Page and application data records:

____

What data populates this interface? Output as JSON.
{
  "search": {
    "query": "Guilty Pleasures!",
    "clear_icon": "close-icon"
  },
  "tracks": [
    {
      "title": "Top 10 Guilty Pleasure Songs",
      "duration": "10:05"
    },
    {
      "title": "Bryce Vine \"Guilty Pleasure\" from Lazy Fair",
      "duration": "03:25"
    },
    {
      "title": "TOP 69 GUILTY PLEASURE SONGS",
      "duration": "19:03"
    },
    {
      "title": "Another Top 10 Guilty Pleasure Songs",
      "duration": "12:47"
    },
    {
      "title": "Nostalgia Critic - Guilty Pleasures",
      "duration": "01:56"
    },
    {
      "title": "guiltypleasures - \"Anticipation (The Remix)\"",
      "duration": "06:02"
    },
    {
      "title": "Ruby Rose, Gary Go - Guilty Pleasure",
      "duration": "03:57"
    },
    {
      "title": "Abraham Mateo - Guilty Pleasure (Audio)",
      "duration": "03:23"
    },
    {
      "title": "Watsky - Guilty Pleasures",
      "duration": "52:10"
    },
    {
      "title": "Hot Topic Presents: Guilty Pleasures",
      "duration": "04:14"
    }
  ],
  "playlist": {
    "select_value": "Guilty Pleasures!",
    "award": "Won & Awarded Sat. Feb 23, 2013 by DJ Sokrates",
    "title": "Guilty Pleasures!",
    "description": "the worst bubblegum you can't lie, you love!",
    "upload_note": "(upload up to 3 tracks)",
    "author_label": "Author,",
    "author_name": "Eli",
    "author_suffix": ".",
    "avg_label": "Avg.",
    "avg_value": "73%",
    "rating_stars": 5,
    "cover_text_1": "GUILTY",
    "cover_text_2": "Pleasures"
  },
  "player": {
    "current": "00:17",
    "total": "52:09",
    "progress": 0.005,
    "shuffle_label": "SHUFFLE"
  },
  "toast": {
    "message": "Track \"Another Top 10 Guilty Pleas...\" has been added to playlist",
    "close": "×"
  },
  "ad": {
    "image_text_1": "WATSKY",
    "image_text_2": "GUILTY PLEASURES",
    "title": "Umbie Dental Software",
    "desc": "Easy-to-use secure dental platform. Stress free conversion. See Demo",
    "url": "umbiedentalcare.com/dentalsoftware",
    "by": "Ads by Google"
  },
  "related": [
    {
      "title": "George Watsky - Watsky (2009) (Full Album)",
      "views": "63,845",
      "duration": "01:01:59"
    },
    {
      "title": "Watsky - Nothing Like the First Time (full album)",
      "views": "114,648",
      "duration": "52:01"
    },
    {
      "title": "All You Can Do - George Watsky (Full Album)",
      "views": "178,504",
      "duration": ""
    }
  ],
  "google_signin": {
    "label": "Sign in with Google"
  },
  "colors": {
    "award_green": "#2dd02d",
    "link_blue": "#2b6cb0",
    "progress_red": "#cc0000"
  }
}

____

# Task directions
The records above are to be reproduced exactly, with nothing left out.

# Output for this exercise
What data populates this interface? Output as JSON.
{
  "search": {
    "query": "Guilty Pleasures!",
    "clear_icon": "close-icon"
  },
  "tracks": [
    {
      "title": "Top 10 Guilty Pleasure Songs",
      "duration": "10:05"
    },
    {
      "title": "Bryce Vine \"Guilty Pleasure\" from Lazy Fair",
      "duration": "03:25"
    },
    {
      "title": "TOP 69 GUILTY PLEASURE SONGS",
      "duration": "19:03"
    },
    {
      "title": "Another Top 10 Guilty Pleasure Songs",
      "duration": "12:47"
    },
    {
      "title": "Nostalgia Critic - Guilty Pleasures",
      "duration": "01:56"
    },
    {
      "title": "guiltypleasures - \"Anticipation (The Remix)\"",
      "duration": "06:02"
    },
    {
      "title": "Ruby Rose, Gary Go - Guilty Pleasure",
      "duration": "03:57"
    },
    {
      "title": "Abraham Mateo - Guilty Pleasure (Audio)",
      "duration": "03:23"
    },
    {
      "title": "Watsky - Guilty Pleasures",
      "duration": "52:10"
    },
    {
      "title": "Hot Topic Presents: Guilty Pleasures",
      "duration": "04:14"
    }
  ],
  "playlist": {
    "select_value": "Guilty Pleasures!",
    "award": "Won & Awarded Sat. Feb 23, 2013 by DJ Sokrates",
    "title": "Guilty Pleasures!",
    "description": "the worst bubblegum you can't lie, you love!",
    "upload_note": "(upload up to 3 tracks)",
    "author_label": "Author,",
    "author_name": "Eli",
    "author_suffix": ".",
    "avg_label": "Avg.",
    "avg_value": "73%",
    "rating_stars": 5,
    "cover_text_1": "GUILTY",
    "cover_text_2": "Pleasures"
  },
  "player": {
    "current": "00:17",
    "total": "52:09",
    "progress": 0.005,
    "shuffle_label": "SHUFFLE"
  },
  "toast": {
    "message": "Track \"Another Top 10 Guilty Pleas...\" has been added to playlist",
    "close": "×"
  },
  "ad": {
    "image_text_1": "WATSKY",
    "image_text_2": "GUILTY PLEASURES",
    "title": "Umbie Dental Software",
    "desc": "Easy-to-use secure dental platform. Stress free conversion. See Demo",
    "url": "umbiedentalcare.com/dentalsoftware",
    "by": "Ads by Google"
  },
  "related": [
    {
      "title": "George Watsky - Watsky (2009) (Full Album)",
      "views": "63,845",
      "duration": "01:01:59"
    },
    {
      "title": "Watsky - Nothing Like the First Time (full album)",
      "views": "114,648",
      "duration": "52:01"
    },
    {
      "title": "All You Can Do - George Watsky (Full Album)",
      "views": "178,504",
      "duration": ""
    }
  ],
  "google_signin": {
    "label": "Sign in with Google"
  },
  "colors": {
    "award_green": "#2dd02d",
    "link_blue": "#2b6cb0",
    "progress_red": "#cc0000"
  }
}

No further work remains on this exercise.